**DATA SUPPLIED**.
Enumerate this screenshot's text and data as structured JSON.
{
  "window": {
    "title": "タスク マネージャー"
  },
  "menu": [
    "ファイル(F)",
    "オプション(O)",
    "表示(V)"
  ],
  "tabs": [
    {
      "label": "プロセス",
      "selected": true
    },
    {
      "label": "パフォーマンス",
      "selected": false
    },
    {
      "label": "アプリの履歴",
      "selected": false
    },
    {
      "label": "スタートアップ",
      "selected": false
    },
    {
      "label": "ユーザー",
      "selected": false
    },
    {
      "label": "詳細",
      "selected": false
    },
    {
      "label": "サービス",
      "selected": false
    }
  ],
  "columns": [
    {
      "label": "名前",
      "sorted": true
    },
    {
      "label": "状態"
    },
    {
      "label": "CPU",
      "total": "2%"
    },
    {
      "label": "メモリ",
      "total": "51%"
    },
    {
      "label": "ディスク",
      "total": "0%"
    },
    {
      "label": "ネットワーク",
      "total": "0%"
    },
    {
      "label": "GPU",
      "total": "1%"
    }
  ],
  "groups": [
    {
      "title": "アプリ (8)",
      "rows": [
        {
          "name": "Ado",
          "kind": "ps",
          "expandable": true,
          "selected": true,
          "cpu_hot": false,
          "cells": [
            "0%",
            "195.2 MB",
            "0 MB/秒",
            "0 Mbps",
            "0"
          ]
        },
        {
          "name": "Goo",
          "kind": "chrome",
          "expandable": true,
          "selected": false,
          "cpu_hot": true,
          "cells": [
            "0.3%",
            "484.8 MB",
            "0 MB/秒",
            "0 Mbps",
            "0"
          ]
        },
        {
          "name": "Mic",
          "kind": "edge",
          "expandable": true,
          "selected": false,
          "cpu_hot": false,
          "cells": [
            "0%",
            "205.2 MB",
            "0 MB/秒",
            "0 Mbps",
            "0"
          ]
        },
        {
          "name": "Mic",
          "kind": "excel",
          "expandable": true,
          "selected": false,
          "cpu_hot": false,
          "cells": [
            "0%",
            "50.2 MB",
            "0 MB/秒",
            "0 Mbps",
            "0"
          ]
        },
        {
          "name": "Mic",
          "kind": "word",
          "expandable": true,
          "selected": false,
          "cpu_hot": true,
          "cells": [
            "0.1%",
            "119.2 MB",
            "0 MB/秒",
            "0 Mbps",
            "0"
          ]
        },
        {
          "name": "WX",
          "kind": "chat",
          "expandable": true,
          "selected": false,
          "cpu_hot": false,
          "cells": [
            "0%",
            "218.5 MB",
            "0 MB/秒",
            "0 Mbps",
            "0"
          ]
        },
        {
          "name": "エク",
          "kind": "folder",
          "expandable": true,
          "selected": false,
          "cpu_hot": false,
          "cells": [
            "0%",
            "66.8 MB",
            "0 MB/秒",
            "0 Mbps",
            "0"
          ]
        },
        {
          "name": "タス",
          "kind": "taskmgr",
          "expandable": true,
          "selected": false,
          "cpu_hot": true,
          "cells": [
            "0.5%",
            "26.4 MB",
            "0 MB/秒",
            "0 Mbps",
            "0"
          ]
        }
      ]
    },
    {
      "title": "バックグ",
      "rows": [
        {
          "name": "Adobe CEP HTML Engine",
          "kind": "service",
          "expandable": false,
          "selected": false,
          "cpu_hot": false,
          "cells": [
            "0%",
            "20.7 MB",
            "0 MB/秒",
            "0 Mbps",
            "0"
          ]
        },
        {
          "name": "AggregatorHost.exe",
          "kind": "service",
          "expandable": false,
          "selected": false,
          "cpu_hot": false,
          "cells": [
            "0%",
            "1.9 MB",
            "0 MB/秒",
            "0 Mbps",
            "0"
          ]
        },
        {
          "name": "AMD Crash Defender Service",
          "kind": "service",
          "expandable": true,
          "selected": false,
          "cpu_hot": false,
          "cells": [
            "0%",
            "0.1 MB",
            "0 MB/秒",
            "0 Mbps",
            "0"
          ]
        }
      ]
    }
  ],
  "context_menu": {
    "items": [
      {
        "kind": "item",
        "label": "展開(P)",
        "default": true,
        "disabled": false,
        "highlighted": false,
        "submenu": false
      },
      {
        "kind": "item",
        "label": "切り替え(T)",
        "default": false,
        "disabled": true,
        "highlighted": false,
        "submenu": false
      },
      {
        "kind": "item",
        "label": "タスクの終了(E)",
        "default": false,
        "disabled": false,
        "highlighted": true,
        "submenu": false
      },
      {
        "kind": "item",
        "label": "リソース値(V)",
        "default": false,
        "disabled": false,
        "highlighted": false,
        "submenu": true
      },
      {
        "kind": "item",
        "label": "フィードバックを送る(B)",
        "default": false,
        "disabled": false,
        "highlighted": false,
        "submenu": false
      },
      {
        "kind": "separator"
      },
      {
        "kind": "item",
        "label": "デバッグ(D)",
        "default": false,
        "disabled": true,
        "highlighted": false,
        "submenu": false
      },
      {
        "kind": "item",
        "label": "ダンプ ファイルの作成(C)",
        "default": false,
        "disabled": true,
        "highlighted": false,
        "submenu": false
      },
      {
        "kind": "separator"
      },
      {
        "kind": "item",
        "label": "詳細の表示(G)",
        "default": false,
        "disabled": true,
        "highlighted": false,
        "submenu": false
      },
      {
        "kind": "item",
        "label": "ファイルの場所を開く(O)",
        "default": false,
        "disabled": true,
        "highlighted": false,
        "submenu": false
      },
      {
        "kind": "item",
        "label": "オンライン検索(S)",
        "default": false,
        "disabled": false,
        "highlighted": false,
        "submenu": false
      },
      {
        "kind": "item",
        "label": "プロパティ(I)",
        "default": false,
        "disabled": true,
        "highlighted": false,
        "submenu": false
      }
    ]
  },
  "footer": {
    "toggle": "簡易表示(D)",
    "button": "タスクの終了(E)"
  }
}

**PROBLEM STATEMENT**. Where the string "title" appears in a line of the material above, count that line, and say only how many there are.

**OUTPUT BELOW**. 3